**What you need to do**
Search the listing below for the string "title", then copy every line it appears in.

==============================

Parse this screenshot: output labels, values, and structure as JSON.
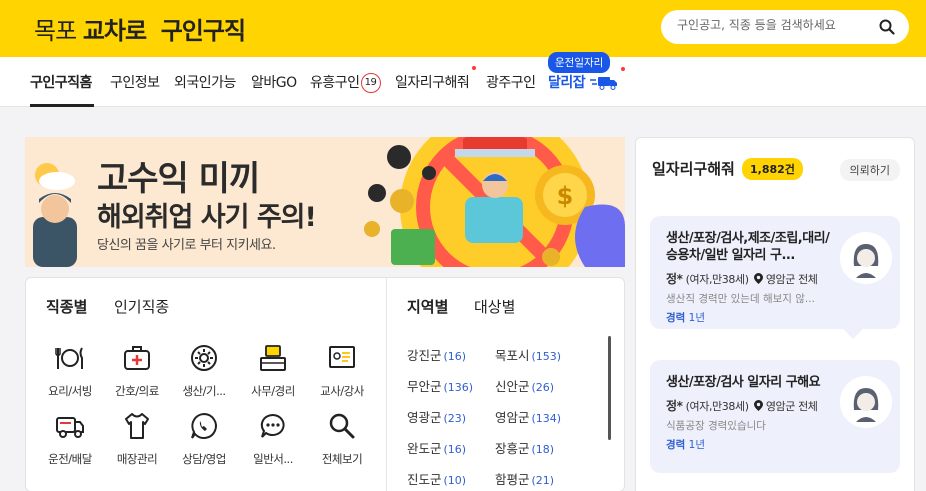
{
  "header": {
    "brand_prefix": "목포",
    "brand_bold": "교차로",
    "brand_suffix": "구인구직",
    "search_placeholder": "구인공고, 직종 등을 검색하세요"
  },
  "nav": {
    "items": [
      "구인구직홈",
      "구인정보",
      "외국인가능",
      "알바GO",
      "유흥구인",
      "일자리구해줘",
      "광주구인",
      "달리잡"
    ],
    "adult_badge": "19",
    "bubble": "운전일자리"
  },
  "banner": {
    "line1": "고수익 미끼",
    "line2": "해외취업 사기 주의!",
    "sub": "당신의 꿈을 사기로 부터 지키세요."
  },
  "categories": {
    "tabs": [
      "직종별",
      "인기직종"
    ],
    "items": [
      {
        "label": "요리/서빙",
        "icon": "dining-icon"
      },
      {
        "label": "간호/의료",
        "icon": "medical-kit-icon"
      },
      {
        "label": "생산/기...",
        "icon": "gear-icon"
      },
      {
        "label": "사무/경리",
        "icon": "office-desk-icon"
      },
      {
        "label": "교사/강사",
        "icon": "teacher-board-icon"
      },
      {
        "label": "운전/배달",
        "icon": "truck-icon"
      },
      {
        "label": "매장관리",
        "icon": "shirt-icon"
      },
      {
        "label": "상담/영업",
        "icon": "phone-chat-icon"
      },
      {
        "label": "일반서...",
        "icon": "chat-bubble-icon"
      },
      {
        "label": "전체보기",
        "icon": "search-icon"
      }
    ]
  },
  "regions": {
    "tabs": [
      "지역별",
      "대상별"
    ],
    "items": [
      {
        "name": "강진군",
        "count": "(16)"
      },
      {
        "name": "목포시",
        "count": "(153)"
      },
      {
        "name": "무안군",
        "count": "(136)"
      },
      {
        "name": "신안군",
        "count": "(26)"
      },
      {
        "name": "영광군",
        "count": "(23)"
      },
      {
        "name": "영암군",
        "count": "(134)"
      },
      {
        "name": "완도군",
        "count": "(16)"
      },
      {
        "name": "장흥군",
        "count": "(18)"
      },
      {
        "name": "진도군",
        "count": "(10)"
      },
      {
        "name": "함평군",
        "count": "(21)"
      }
    ]
  },
  "wanted": {
    "title": "일자리구해줘",
    "count": "1,882건",
    "request_button": "의뢰하기",
    "jobs": [
      {
        "title": "생산/포장/검사,제조/조립,대리/승용차/일반 일자리 구...",
        "name": "정*",
        "info": "(여자,만38세)",
        "location": "영암군 전체",
        "desc": "생산직 경력만 있는데 해보지 않...",
        "career_label": "경력",
        "career": "1년"
      },
      {
        "title": "생산/포장/검사 일자리 구해요",
        "name": "정*",
        "info": "(여자,만38세)",
        "location": "영암군 전체",
        "desc": "식품공장 경력있습니다",
        "career_label": "경력",
        "career": "1년"
      }
    ]
  },
  "colors": {
    "brand_yellow": "#ffd400",
    "accent_blue": "#1a56e8",
    "count_blue": "#2f5fd0",
    "alert_red": "#ff3b30"
  }
}
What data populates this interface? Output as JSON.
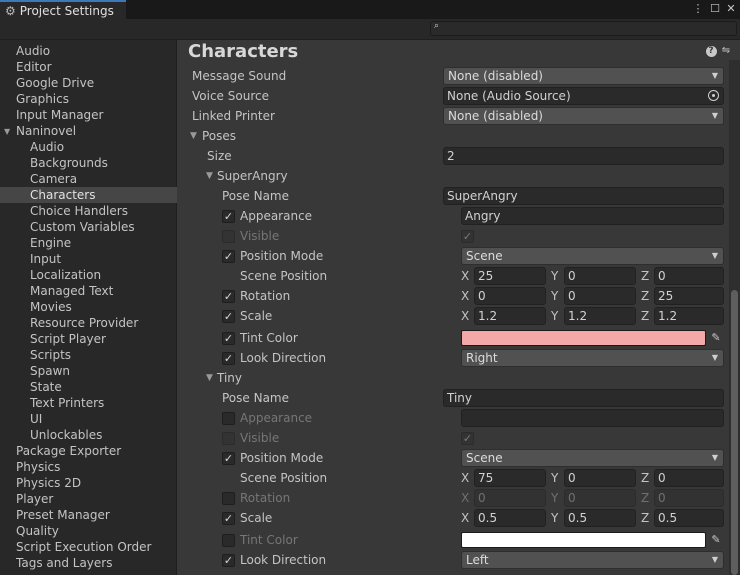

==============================

**Exercise response**
    "title": "일자리구해줘",
        "title": "생산/포장/검사,제조/조립,대리/승용차/일반 일자리 구...",
        "title": "생산/포장/검사 일자리 구해요",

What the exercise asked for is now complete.